== TASK TO COMPLETE ==
Copy each line below word for word and drop every image.

Items from an interface collection
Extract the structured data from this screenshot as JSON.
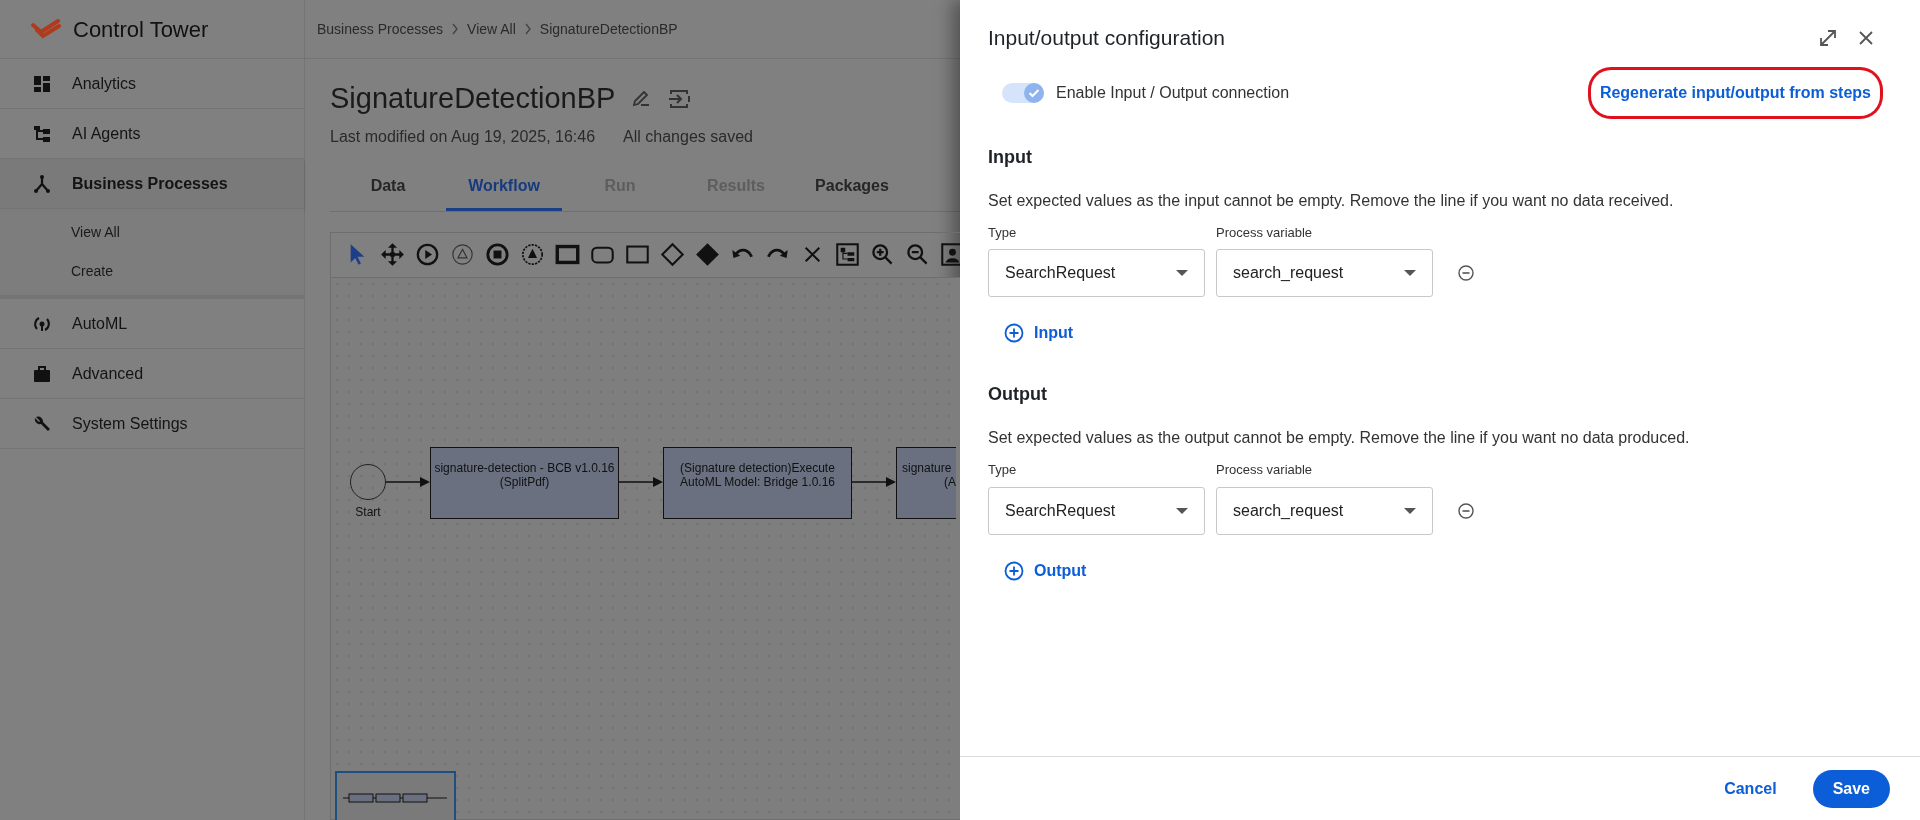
{
  "app": {
    "name": "Control Tower"
  },
  "sidebar": {
    "items": [
      {
        "label": "Analytics",
        "selected": false
      },
      {
        "label": "AI Agents",
        "selected": false
      },
      {
        "label": "Business Processes",
        "selected": true,
        "expanded": true,
        "children": [
          {
            "label": "View All"
          },
          {
            "label": "Create"
          }
        ]
      },
      {
        "label": "AutoML",
        "selected": false
      },
      {
        "label": "Advanced",
        "selected": false
      },
      {
        "label": "System Settings",
        "selected": false
      }
    ]
  },
  "breadcrumb": [
    "Business Processes",
    "View All",
    "SignatureDetectionBP"
  ],
  "process": {
    "title": "SignatureDetectionBP",
    "modified": "Last modified on Aug 19, 2025, 16:46",
    "save_status": "All changes saved"
  },
  "tabs": [
    {
      "label": "Data",
      "selected": false,
      "disabled": false
    },
    {
      "label": "Workflow",
      "selected": true,
      "disabled": false
    },
    {
      "label": "Run",
      "selected": false,
      "disabled": true
    },
    {
      "label": "Results",
      "selected": false,
      "disabled": true
    },
    {
      "label": "Packages",
      "selected": false,
      "disabled": false
    }
  ],
  "workflow": {
    "nodes": [
      {
        "kind": "start",
        "lines": [
          "Start"
        ]
      },
      {
        "kind": "task",
        "lines": [
          "signature-detection - BCB v1.0.16",
          "(SplitPdf)"
        ]
      },
      {
        "kind": "task",
        "lines": [
          "(Signature detection)Execute",
          "AutoML Model: Bridge 1.0.16"
        ]
      },
      {
        "kind": "task",
        "lines": [
          "signature",
          "(A"
        ]
      }
    ]
  },
  "dialog": {
    "title": "Input/output configuration",
    "toggle": {
      "label": "Enable Input / Output connection",
      "on": true
    },
    "regenerate_link": {
      "label": "Regenerate input/output from steps",
      "highlighted": true
    },
    "sections": [
      {
        "heading": "Input",
        "description": "Set expected values as the input cannot be empty. Remove the line if you want no data received.",
        "columns": [
          "Type",
          "Process variable"
        ],
        "rows": [
          {
            "type": "SearchRequest",
            "variable": "search_request"
          }
        ],
        "add_label": "Input"
      },
      {
        "heading": "Output",
        "description": "Set expected values as the output cannot be empty. Remove the line if you want no data produced.",
        "columns": [
          "Type",
          "Process variable"
        ],
        "rows": [
          {
            "type": "SearchRequest",
            "variable": "search_request"
          }
        ],
        "add_label": "Output"
      }
    ],
    "buttons": [
      {
        "kind": "secondary",
        "label": "Cancel"
      },
      {
        "kind": "primary",
        "label": "Save"
      }
    ]
  }
}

== WORKED SOLUTION ==
Extract the structured data from this screenshot as JSON.
{
  "app": {
    "name": "Control Tower"
  },
  "sidebar": {
    "items": [
      {
        "label": "Analytics",
        "selected": false
      },
      {
        "label": "AI Agents",
        "selected": false
      },
      {
        "label": "Business Processes",
        "selected": true,
        "expanded": true,
        "children": [
          {
            "label": "View All"
          },
          {
            "label": "Create"
          }
        ]
      },
      {
        "label": "AutoML",
        "selected": false
      },
      {
        "label": "Advanced",
        "selected": false
      },
      {
        "label": "System Settings",
        "selected": false
      }
    ]
  },
  "breadcrumb": [
    "Business Processes",
    "View All",
    "SignatureDetectionBP"
  ],
  "process": {
    "title": "SignatureDetectionBP",
    "modified": "Last modified on Aug 19, 2025, 16:46",
    "save_status": "All changes saved"
  },
  "tabs": [
    {
      "label": "Data",
      "selected": false,
      "disabled": false
    },
    {
      "label": "Workflow",
      "selected": true,
      "disabled": false
    },
    {
      "label": "Run",
      "selected": false,
      "disabled": true
    },
    {
      "label": "Results",
      "selected": false,
      "disabled": true
    },
    {
      "label": "Packages",
      "selected": false,
      "disabled": false
    }
  ],
  "workflow": {
    "nodes": [
      {
        "kind": "start",
        "lines": [
          "Start"
        ]
      },
      {
        "kind": "task",
        "lines": [
          "signature-detection - BCB v1.0.16",
          "(SplitPdf)"
        ]
      },
      {
        "kind": "task",
        "lines": [
          "(Signature detection)Execute",
          "AutoML Model: Bridge 1.0.16"
        ]
      },
      {
        "kind": "task",
        "lines": [
          "signature",
          "(A"
        ]
      }
    ]
  },
  "dialog": {
    "title": "Input/output configuration",
    "toggle": {
      "label": "Enable Input / Output connection",
      "on": true
    },
    "regenerate_link": {
      "label": "Regenerate input/output from steps",
      "highlighted": true
    },
    "sections": [
      {
        "heading": "Input",
        "description": "Set expected values as the input cannot be empty. Remove the line if you want no data received.",
        "columns": [
          "Type",
          "Process variable"
        ],
        "rows": [
          {
            "type": "SearchRequest",
            "variable": "search_request"
          }
        ],
        "add_label": "Input"
      },
      {
        "heading": "Output",
        "description": "Set expected values as the output cannot be empty. Remove the line if you want no data produced.",
        "columns": [
          "Type",
          "Process variable"
        ],
        "rows": [
          {
            "type": "SearchRequest",
            "variable": "search_request"
          }
        ],
        "add_label": "Output"
      }
    ],
    "buttons": [
      {
        "kind": "secondary",
        "label": "Cancel"
      },
      {
        "kind": "primary",
        "label": "Save"
      }
    ]
  }
}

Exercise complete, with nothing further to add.